I’ll be the first to tell you that I am a lover of all things dark chocolate (the darker, the better!), but white chocolate and I have our own little love affair. The two are so different from one another, it isn’t really fare to compare them, or choose just one or the other. They are almost yin and yang to each other. One dark and bitter, one light and sweet. Both rich, smooth, and melting.
Whether you love it or hate it, though, there is one thing white chocolate has above dark. And that is this: it can be turned into caramel.
I first learned about caramelizing white chocolate when David Lebovitz shared the technique way back in 2009. I immediately added it to my list of must-make things, but have only now gotten around to trying it. Procrastination is apparently my forte, as this post was supposed to be published a couple days ago, now. Better late than never, right?
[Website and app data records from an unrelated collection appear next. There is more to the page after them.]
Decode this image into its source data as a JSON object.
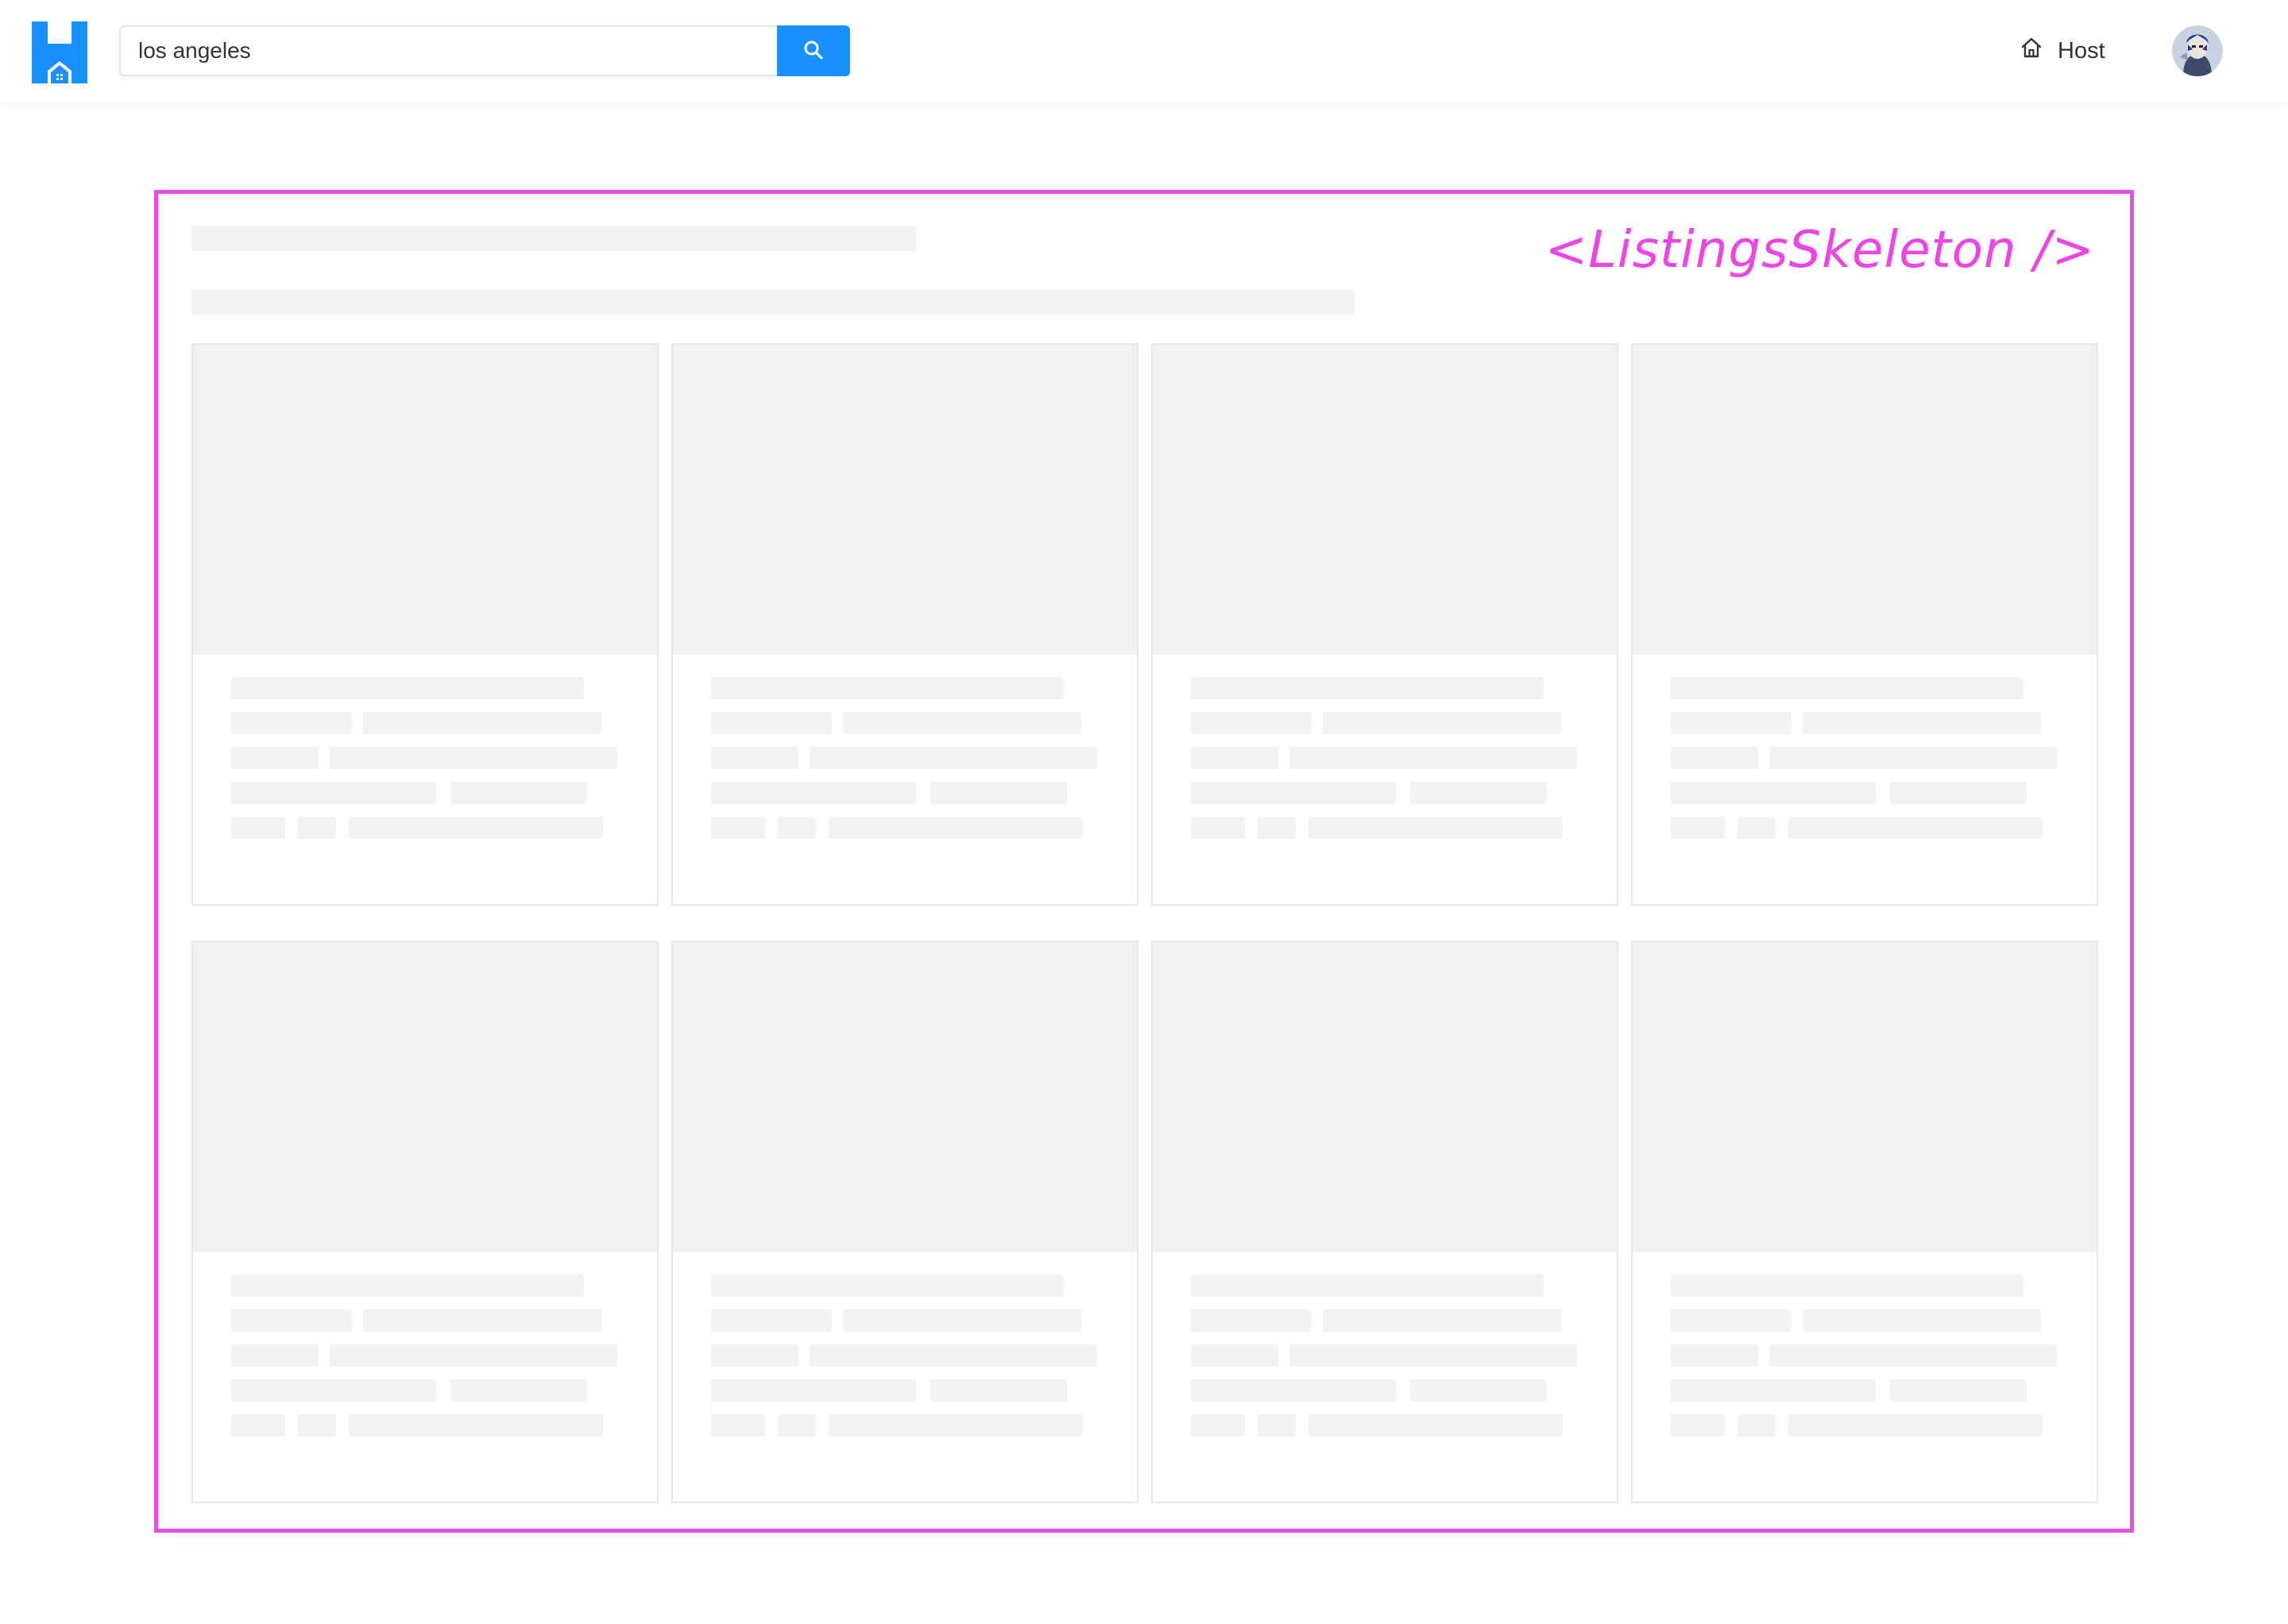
{
  "header": {
    "logo_icon": "house-logo-icon",
    "brand_color": "#1890ff",
    "search": {
      "value": "los angeles",
      "placeholder": "",
      "button_icon": "search-icon"
    },
    "host_link": {
      "label": "Host",
      "icon": "home-icon"
    },
    "avatar_icon": "user-avatar"
  },
  "skeleton": {
    "annotation_label": "<ListingsSkeleton />",
    "annotation_color": "#e84ee6",
    "placeholder_color": "#f2f2f2",
    "card_count": 8
  }
}
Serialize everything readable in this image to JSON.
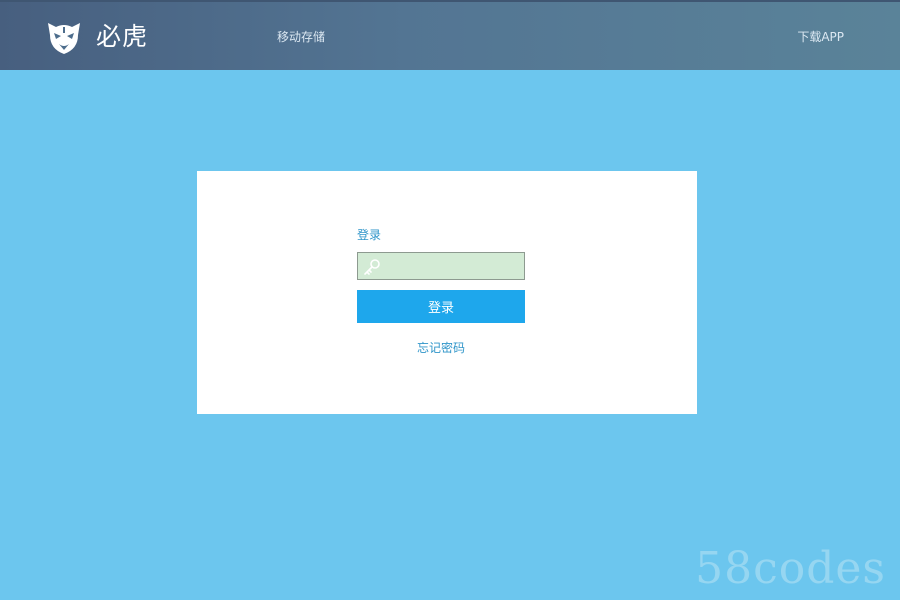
{
  "header": {
    "brand": "必虎",
    "logo_icon": "tiger-head-icon",
    "nav": {
      "storage": "移动存储",
      "download_app": "下载APP"
    }
  },
  "login": {
    "title": "登录",
    "key_field": {
      "icon": "key-icon",
      "value": "",
      "placeholder": ""
    },
    "button_label": "登录",
    "forgot_password": "忘记密码"
  },
  "watermark": "58codes",
  "colors": {
    "background": "#6cc6ee",
    "header": "#4d6d8c",
    "button": "#1ea7ec",
    "link": "#2f95c9",
    "input_bg": "#d3ebd5"
  }
}
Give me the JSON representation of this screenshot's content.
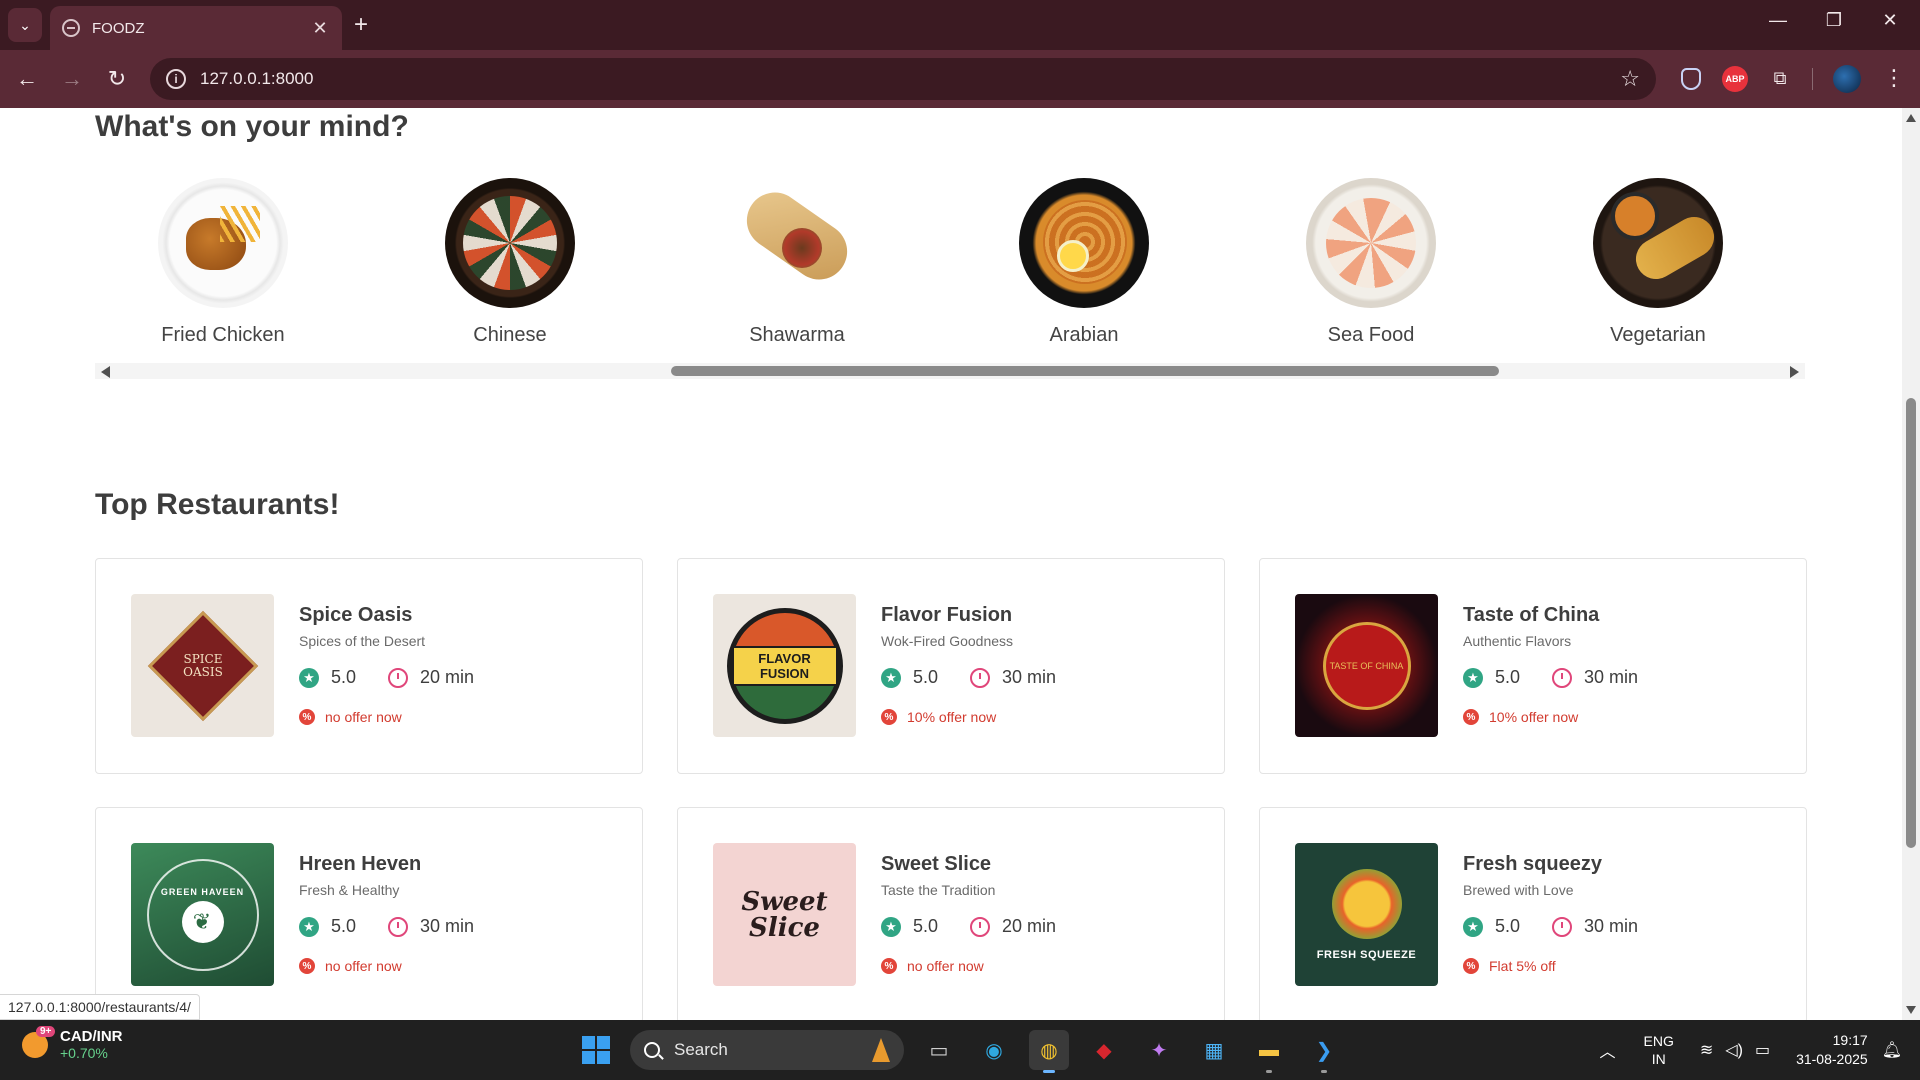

The idea here is really quite simple. At its base, white chocolate is little more than milk, cocoa butter, sugar, and vanilla. When exposed to heat, the sugar caramelizes, transforming our plain white chocolate into a flowing pool of sweet, molten caramel.
The technique was first created at the Ecole de Grande Chocolat, Valrhona’s French school of chocolate arts. Thank goodness the people of Valrhona were kind enough to share it with the rest of the world, because this stuff really is a gem. A sweet and decadent caramel, which acts exactly like chocolate — solid at room temperature, easily melted, and able to be turned into most anything regular chocolate can. Even if you aren’t a fan of white chocolate, I urge you to give this a try.
Making a batch of this luscious stuff is simple. All you need is some good quality white chocolate — the higher the cocoa butter content, the better. According to the FDA, white chocolate must contain a minimum of 20% cocoa butter to be called “chocolate.” Beware of the stuff labeled “white morsels” or “white chips,” as these are not real white chocolate. If your chocolate has a low cocoa butter content, it may develop a grainy texture, or not taste as good. I suggest looking for something with at least 30% cocoa butter for this.
I used Guittard white chocolate wafers, here. Of course, Valrhona is another obvious choice. Or, if you find your only options are those available in the candy aisle, I’ve found Green & Black’s white chocolate bar to be one of the better ones on the market, and should work just fine. Whatever you use, be sure to check the cocoa butter content — it may be hidden in the fine print, but it should be there.
So, funny story… I ordered a pound of white chocolate to play around with, and two kilograms showed up at my front door. Now, I’m tempted to turn it all into caramel and just eat it by the spoonful until I go into a sugar-coma, but there’s a small part of me that says that probably isn’t a good idea. So instead I’m going to ask you guys for help. What are some of your favorite uses for white chocolate? Let me know in the comments, and I’ll try to take one of your suggestions and turn it into a blog post in the (not too distant) future.
Now, where were we?
Start by preheating your oven to 250 degrees F. If your chocolate is in discs, wafers, or chips, dump them onto a rimmed baking sheet. If your chocolate is in a block or a bar, roughly chop it and then dump onto a baking sheet. Place the pan on the middle rack of your oven, and set a timer for ten minutes. When the time is up, give the chocolate a stir, and return it to the oven, setting your timer for another ten minutes.
Repeat the process, making sure to scrape the chocolate from the pan and stir until smooth each time. It may be tempting to stick your finger in there and give it a taste, but keep in mind that chocolate is a molten pool of burning, not safe for fingers, tongues, or other extremities. You’ve been warned.
The chocolate may appear dry and crumbly at times, but don’t worry, this is normal. Just keep stirring and it will become smooth and creamy again right before your eyes. The only difference in the two photos above is about 40 seconds of moderate stirring. Crazy, right?